(Web page and app entries)
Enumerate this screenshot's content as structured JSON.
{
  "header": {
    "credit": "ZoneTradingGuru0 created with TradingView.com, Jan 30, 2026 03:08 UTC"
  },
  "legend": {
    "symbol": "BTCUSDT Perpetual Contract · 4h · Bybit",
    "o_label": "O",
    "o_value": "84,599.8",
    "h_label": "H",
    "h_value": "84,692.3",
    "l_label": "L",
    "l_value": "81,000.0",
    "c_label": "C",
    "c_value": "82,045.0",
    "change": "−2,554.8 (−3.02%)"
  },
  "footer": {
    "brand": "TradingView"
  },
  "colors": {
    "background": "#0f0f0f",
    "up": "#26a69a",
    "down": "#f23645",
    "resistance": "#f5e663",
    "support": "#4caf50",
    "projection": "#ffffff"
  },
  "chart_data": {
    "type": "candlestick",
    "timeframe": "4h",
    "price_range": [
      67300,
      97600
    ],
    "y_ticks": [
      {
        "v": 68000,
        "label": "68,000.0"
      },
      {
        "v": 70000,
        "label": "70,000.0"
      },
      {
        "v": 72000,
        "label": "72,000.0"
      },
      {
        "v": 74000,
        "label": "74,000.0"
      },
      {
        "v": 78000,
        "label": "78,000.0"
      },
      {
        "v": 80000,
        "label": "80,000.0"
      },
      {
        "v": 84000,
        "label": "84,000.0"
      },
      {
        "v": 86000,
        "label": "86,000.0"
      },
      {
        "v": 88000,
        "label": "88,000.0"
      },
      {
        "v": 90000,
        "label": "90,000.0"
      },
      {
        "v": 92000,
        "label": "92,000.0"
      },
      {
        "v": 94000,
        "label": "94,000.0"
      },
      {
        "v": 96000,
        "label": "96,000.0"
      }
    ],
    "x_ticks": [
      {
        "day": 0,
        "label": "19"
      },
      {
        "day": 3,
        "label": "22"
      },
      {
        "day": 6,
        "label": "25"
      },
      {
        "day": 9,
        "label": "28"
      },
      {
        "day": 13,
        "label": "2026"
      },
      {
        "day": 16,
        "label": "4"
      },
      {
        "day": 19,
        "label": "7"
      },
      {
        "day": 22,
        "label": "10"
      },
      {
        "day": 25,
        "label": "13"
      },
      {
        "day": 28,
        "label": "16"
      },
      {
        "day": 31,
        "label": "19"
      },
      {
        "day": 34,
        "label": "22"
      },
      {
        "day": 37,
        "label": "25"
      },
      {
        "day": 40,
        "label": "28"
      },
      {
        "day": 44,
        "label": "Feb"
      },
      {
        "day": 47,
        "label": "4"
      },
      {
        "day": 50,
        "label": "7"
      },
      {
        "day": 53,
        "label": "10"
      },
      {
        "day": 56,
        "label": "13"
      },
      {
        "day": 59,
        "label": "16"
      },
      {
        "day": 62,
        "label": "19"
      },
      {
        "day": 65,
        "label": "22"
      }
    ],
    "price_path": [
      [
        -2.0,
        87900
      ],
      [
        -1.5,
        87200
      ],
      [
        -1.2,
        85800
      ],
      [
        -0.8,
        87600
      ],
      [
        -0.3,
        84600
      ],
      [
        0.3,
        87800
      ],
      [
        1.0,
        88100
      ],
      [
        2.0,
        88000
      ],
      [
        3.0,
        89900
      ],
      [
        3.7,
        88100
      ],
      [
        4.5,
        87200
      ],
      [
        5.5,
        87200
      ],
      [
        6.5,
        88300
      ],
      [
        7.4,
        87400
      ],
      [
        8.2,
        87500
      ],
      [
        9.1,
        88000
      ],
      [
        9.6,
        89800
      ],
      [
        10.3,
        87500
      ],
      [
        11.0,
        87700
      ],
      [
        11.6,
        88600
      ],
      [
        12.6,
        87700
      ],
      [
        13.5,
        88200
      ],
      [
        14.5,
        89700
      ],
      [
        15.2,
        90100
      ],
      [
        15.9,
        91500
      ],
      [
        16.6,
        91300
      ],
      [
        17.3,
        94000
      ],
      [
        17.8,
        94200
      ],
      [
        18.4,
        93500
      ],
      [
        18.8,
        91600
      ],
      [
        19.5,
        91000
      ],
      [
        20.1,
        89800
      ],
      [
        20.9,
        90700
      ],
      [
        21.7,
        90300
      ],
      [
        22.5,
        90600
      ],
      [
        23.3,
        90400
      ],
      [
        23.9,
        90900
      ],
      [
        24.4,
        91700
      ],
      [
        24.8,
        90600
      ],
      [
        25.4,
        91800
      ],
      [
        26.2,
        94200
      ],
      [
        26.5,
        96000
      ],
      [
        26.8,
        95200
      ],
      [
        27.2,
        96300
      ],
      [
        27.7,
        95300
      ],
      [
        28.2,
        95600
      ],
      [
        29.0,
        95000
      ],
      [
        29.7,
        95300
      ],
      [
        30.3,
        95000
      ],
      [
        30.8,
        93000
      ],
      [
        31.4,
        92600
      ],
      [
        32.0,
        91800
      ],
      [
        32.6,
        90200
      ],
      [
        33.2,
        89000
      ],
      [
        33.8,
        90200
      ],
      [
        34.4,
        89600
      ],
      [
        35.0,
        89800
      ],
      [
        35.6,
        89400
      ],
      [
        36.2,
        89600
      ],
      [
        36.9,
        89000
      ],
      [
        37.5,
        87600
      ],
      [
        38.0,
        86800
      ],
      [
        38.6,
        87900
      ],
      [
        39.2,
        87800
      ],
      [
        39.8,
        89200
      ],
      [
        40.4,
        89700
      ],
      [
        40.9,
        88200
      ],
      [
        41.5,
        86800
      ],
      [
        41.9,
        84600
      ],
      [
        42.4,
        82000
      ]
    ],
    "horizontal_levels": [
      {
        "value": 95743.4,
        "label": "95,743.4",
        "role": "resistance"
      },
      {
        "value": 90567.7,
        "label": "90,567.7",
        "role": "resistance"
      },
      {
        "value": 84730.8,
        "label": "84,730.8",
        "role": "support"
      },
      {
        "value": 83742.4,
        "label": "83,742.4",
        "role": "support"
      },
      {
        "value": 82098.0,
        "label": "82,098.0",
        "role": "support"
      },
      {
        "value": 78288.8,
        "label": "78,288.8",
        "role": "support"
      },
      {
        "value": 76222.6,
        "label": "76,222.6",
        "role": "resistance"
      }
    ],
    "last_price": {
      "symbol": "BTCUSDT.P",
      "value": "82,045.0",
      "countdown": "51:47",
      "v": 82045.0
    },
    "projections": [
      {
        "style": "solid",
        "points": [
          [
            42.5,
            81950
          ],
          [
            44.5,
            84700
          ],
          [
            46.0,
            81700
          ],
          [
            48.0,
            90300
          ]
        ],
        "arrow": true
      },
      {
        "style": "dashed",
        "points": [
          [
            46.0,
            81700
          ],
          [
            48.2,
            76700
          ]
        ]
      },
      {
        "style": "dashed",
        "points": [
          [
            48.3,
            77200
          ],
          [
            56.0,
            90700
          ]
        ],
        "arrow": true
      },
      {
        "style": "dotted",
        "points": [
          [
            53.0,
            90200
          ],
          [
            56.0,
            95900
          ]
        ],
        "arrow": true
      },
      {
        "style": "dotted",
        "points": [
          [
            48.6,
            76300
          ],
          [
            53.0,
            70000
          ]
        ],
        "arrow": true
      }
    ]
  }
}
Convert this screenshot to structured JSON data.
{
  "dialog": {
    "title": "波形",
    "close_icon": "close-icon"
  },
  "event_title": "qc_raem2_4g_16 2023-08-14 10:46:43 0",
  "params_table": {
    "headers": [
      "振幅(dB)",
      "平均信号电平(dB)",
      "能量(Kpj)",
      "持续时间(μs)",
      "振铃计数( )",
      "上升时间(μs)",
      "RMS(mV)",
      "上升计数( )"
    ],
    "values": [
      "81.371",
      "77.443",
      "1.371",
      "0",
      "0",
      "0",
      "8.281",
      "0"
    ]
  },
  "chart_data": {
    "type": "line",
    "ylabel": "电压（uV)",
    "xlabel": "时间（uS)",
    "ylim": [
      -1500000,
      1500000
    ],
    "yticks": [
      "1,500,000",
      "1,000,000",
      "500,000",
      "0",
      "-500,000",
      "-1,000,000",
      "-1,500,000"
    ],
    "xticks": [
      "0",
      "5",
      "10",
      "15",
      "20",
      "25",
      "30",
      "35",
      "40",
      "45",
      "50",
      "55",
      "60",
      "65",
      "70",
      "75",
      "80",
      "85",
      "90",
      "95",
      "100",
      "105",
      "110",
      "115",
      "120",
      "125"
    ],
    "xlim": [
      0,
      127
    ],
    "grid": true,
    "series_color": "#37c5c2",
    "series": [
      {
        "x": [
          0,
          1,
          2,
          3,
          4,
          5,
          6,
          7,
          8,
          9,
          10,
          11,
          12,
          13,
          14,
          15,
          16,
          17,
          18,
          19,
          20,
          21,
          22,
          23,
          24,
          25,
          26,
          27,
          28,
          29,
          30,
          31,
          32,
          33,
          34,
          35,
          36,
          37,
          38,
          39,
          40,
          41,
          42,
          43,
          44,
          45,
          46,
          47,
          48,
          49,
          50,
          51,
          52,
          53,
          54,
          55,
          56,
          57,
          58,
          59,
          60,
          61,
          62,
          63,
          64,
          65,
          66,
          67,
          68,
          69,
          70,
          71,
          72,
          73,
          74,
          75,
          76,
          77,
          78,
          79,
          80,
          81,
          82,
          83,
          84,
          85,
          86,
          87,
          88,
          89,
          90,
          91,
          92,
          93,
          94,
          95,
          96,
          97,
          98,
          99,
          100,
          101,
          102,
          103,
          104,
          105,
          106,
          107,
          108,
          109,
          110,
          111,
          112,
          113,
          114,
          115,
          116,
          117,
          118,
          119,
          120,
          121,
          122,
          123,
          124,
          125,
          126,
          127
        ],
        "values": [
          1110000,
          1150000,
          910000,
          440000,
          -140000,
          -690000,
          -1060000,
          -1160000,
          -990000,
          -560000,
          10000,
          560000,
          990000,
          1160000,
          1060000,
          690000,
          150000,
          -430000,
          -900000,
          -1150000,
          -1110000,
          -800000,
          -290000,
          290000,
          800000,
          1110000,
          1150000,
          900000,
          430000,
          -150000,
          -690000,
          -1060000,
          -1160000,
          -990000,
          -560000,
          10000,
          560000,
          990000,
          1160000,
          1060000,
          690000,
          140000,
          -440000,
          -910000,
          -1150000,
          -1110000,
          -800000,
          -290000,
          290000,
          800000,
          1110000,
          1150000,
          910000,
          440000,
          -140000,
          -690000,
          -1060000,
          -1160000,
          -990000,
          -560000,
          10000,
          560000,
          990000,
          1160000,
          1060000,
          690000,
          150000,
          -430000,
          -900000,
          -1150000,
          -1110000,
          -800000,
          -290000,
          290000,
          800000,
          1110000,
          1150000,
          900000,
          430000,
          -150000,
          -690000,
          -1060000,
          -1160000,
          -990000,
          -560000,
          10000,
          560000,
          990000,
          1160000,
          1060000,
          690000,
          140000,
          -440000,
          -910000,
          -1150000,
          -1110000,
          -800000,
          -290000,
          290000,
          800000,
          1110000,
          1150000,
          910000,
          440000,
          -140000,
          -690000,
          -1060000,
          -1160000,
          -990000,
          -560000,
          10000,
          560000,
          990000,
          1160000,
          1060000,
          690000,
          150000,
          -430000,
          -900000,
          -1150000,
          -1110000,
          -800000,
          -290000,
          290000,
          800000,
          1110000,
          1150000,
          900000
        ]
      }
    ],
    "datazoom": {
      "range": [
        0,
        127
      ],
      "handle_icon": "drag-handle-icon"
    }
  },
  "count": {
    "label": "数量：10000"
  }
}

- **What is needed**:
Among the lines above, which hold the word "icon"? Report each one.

- **Task result**:
    "close_icon": "close-icon"
      "handle_icon": "drag-handle-icon"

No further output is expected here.